Entries from a dataset of interfaces:
● ● ● ● ● ● ●

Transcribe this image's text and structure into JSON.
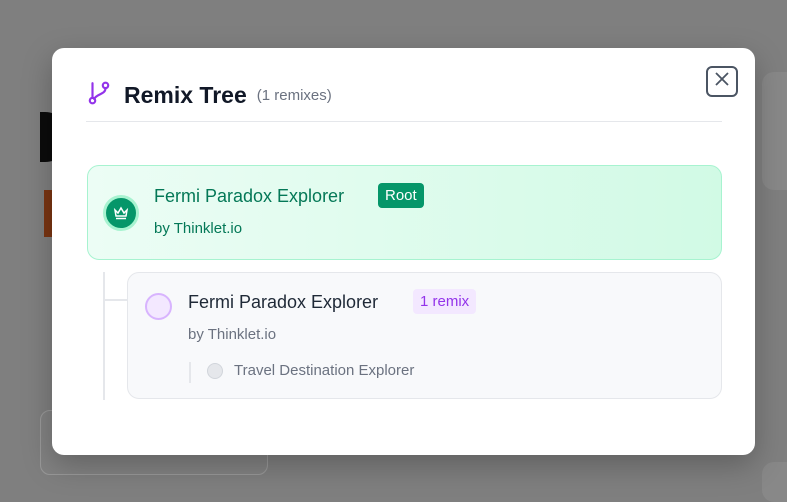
{
  "modal": {
    "title": "Remix Tree",
    "count": "(1 remixes)",
    "close_label": "Close",
    "root": {
      "title": "Fermi Paradox Explorer",
      "badge": "Root",
      "author": "by Thinklet.io"
    },
    "child": {
      "title": "Fermi Paradox Explorer",
      "badge": "1 remix",
      "author": "by Thinklet.io",
      "children": [
        {
          "title": "Travel Destination Explorer"
        }
      ]
    }
  },
  "colors": {
    "accent": "#9333ea",
    "root_green": "#059669",
    "overlay": "#7f7f7f"
  }
}
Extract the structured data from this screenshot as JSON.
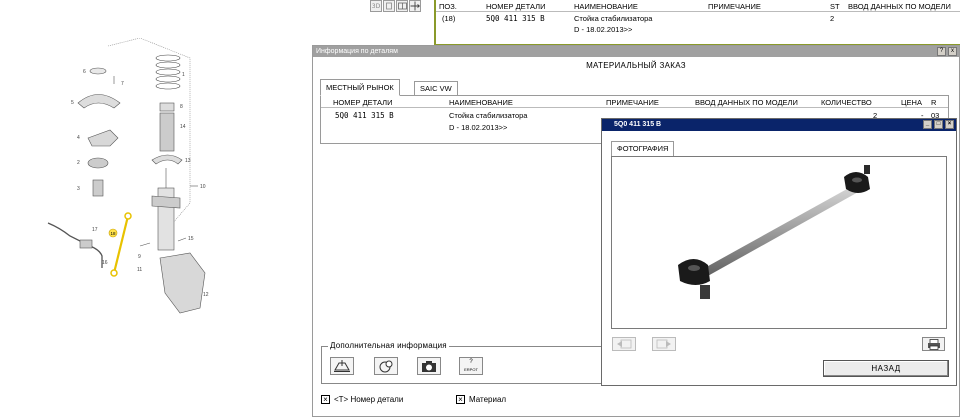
{
  "toolbar": {
    "buttons": [
      {
        "label": "3D",
        "icon": "3d-icon"
      },
      {
        "label": "",
        "icon": "page-icon"
      },
      {
        "label": "",
        "icon": "split-view-icon"
      },
      {
        "label": "",
        "icon": "move-arrows-icon"
      }
    ]
  },
  "top_table": {
    "headers": {
      "pos": "ПОЗ.",
      "part_no": "НОМЕР ДЕТАЛИ",
      "name": "НАИМЕНОВАНИЕ",
      "note": "ПРИМЕЧАНИЕ",
      "st": "ST",
      "model_input": "ВВОД ДАННЫХ ПО МОДЕЛИ"
    },
    "row": {
      "pos": "(18)",
      "part_no": "5Q0 411 315 B",
      "name": "Стойка стабилизатора",
      "date": "D - 18.02.2013>>",
      "st": "2"
    }
  },
  "diagram": {
    "callouts": [
      "1",
      "2",
      "3",
      "4",
      "5",
      "6",
      "7",
      "8",
      "9",
      "10",
      "11",
      "12",
      "13",
      "14",
      "15",
      "16",
      "17",
      "18"
    ],
    "highlight": "18"
  },
  "info_window": {
    "title": "Информация по деталям",
    "help": "?",
    "close": "x",
    "material_title": "МАТЕРИАЛЬНЫЙ ЗАКАЗ",
    "tabs": [
      "МЕСТНЫЙ РЫНОК",
      "SAIC VW"
    ],
    "table": {
      "headers": {
        "part_no": "НОМЕР ДЕТАЛИ",
        "name": "НАИМЕНОВАНИЕ",
        "note": "ПРИМЕЧАНИЕ",
        "model_input": "ВВОД ДАННЫХ ПО МОДЕЛИ",
        "qty": "КОЛИЧЕСТВО",
        "price": "ЦЕНА",
        "r": "R"
      },
      "row": {
        "part_no": "5Q0 411 315 B",
        "name": "Стойка стабилизатора",
        "date": "D - 18.02.2013>>",
        "qty": "2",
        "price": "-",
        "r": "03"
      }
    },
    "additional_info": {
      "label": "Дополнительная информация",
      "buttons": [
        {
          "name": "vehicle-lift-icon",
          "text": ""
        },
        {
          "name": "part-search-icon",
          "text": ""
        },
        {
          "name": "camera-icon",
          "text": ""
        },
        {
          "name": "help-book-icon",
          "text": "?"
        }
      ],
      "help_caption": "ERPOT"
    },
    "checkboxes": [
      {
        "label": "<T> Номер детали",
        "checked": true
      },
      {
        "label": "Материал",
        "checked": true
      }
    ]
  },
  "photo_window": {
    "title": "5Q0 411 315 B",
    "tab": "ФОТОГРАФИЯ",
    "back_label": "НАЗАД"
  },
  "colors": {
    "top_table_border": "#8a9a2a",
    "photo_titlebar": "#0a246a",
    "info_titlebar": "#a0a0a0",
    "highlight_part": "#e8c200"
  }
}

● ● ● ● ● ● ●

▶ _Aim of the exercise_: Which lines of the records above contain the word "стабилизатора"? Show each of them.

▶ _Result of the task_:
      "name": "Стойка стабилизатора",
        "name": "Стойка стабилизатора",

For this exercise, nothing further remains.